The cramped cockpit area of the lunar lander (LEM) filled with alarms “1202 error, 1202 error” meaning the onboard computer was crashing due to a flood of data. Finally, the “1201 error” sounded out — meaning a complete shutdown of the main computer. The onboard electronics had barely any computational power — far less than even a cellphone — probably even less than a two dollar kiddy toy today.
The two White astronauts standing at the helm (there wasn’t any pilot seats), Neil Armstrong and “Buzz” Aldrin, had a choice: Abort by firing the main ascent engines to regain orbit or take the bull by the horns. They had less than a minute before they went into a free-fall, very possibly crashing down on the moon, marooning the two for the short amount of time it would take for them to run out of oxygen and electrical power. If this had happened, right now the two today would be frozen corpses, their faces and and limbs twisted up, slowly floating around close to the floor inside the LEM.

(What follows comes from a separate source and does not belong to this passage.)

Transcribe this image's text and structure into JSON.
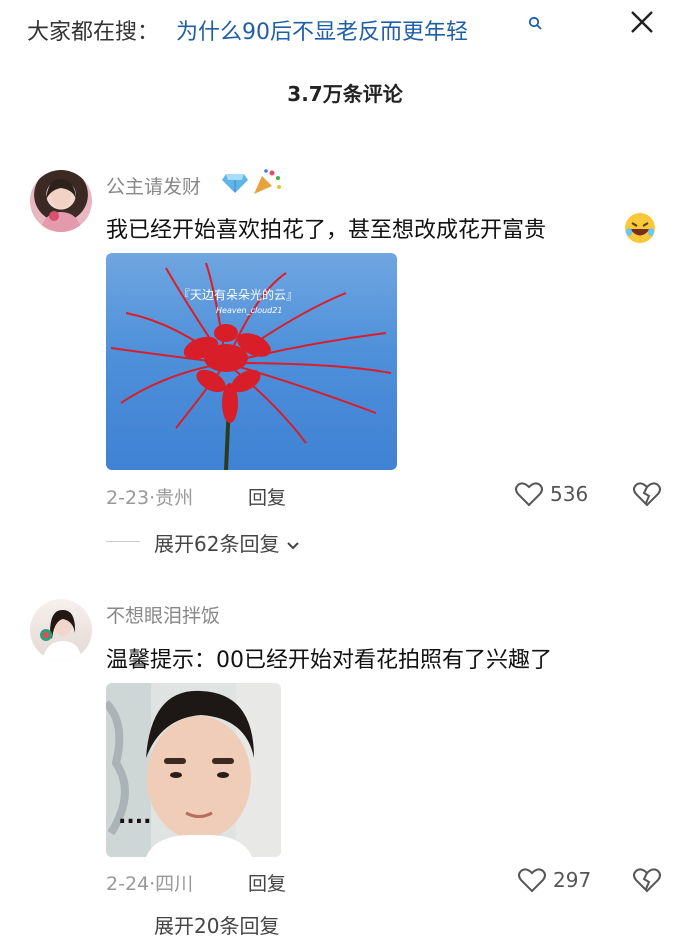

But we all now know what happened. Armstrong brilliantly took manual control of the craft. Ahead of him was a large crater and boulders the size of Volkswagen cars. He had to deftly handle the joystick to get them over that to something better to land down on.
The famous words “Houston: Tranquility base here. The Eagle has landed” were heard over the squawk box back at Mission Control. Armstrong had handled it perfectly, setting down the lander with mere seconds to go. Armstrong was one cool customer. Having him at the controls paid off big time for NASA. He already had survived one fiery crash on Earth piloting an unwieldy training version of the LEM by ejecting when the craft went haywire. That ejection seat could easily have driven him head first into the ground.